14. Finally, a complex technique called “Roth segregation accounts” could earn your investments even more savings over the next two years. By segregating your Roth conversions in 2010, you can undo (or “recharacterize”) those that underperform and keep the winners. This strategy offers you 20 months to determine which accounts to keep. It’s as profitable as betting on the horse race after you know the winner.
Although just a small part of a larger comprehensive financial plan, savvy tax management requires professional assistance. Seek the guidance of a personal fee-only financial planner and certified public accountant (CPA), fiduciaries with a legal obligation to act in your best interests. The laws and ensuing complexities are changing annually, and as a result so is the optimum path.
Photo by Megan Marotta
Why do you recommend small caps should be in a Roth rather than a regular IRA or a taxable account?
David John Marotta
Great question Linda,
With an IRA you have to pay tax on any capital gains at ordinary income tax rates when you take the growth out in retirement. With a taxable account you have to pay tax at capital gains rates when you sell the position. But with a Roth account any capital gains or interest or dividends grow tax free and owe no tax on account withdrawals.
As a result, it is a tax management technique to put those equities liable to have the largest rate of growth in your Roth account to take advantage of the tax free growth. Large cap averages 10-12%, Mid cap 12-14% and small cap can average 14-16% return.

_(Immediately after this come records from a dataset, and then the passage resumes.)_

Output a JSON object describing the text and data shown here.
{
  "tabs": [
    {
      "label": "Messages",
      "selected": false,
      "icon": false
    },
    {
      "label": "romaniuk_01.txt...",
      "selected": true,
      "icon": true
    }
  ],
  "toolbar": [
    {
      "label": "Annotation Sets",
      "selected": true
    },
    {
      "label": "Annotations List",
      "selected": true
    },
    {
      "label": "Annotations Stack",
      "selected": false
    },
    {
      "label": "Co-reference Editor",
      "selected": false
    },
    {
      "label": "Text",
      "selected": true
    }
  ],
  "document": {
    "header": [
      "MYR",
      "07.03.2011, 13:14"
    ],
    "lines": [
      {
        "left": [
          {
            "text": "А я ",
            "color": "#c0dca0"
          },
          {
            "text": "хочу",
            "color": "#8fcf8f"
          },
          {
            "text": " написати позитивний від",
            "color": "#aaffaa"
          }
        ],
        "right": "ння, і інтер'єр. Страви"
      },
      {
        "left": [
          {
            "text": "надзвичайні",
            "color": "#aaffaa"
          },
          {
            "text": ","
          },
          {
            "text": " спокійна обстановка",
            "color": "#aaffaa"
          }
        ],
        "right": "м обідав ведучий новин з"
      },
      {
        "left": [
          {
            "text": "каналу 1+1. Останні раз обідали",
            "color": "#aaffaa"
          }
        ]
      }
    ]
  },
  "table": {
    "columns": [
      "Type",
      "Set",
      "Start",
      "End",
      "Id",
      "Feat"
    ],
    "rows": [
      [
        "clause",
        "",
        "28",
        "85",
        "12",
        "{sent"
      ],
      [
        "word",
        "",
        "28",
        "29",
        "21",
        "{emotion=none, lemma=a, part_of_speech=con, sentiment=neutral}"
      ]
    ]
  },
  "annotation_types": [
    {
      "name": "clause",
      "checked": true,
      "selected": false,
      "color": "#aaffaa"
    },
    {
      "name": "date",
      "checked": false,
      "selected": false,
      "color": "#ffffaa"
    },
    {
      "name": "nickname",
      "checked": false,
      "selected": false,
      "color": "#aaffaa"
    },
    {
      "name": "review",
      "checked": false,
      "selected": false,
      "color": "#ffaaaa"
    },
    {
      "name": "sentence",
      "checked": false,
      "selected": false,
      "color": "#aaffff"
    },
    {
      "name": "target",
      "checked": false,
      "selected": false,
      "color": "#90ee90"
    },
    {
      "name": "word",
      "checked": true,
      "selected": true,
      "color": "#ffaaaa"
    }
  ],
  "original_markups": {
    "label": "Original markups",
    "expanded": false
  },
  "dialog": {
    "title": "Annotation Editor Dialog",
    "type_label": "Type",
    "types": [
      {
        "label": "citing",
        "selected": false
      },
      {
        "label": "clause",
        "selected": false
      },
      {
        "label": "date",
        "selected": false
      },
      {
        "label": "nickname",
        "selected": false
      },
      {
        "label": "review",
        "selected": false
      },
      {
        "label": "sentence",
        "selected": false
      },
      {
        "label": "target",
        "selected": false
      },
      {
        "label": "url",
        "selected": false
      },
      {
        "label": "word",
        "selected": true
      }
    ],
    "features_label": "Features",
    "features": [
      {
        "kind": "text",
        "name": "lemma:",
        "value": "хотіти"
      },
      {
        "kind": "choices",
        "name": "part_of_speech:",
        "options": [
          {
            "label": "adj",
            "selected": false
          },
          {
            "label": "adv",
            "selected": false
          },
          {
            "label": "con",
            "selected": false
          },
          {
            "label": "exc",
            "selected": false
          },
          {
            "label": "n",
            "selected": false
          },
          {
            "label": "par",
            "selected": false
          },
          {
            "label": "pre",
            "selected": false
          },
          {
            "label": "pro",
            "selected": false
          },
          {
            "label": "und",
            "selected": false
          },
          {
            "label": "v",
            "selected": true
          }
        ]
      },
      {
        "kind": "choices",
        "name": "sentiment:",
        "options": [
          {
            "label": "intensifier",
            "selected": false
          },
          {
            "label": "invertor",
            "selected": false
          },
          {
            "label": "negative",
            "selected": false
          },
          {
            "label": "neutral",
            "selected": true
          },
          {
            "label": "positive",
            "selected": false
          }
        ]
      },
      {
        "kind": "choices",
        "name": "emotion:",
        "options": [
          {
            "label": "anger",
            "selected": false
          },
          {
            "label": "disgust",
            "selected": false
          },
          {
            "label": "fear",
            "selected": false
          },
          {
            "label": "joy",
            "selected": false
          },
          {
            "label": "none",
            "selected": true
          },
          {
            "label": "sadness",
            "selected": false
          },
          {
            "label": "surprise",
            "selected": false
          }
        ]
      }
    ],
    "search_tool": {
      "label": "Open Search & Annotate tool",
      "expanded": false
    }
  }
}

Hence we recommend filling your Roth IRA with faster growing equities such as small cap first.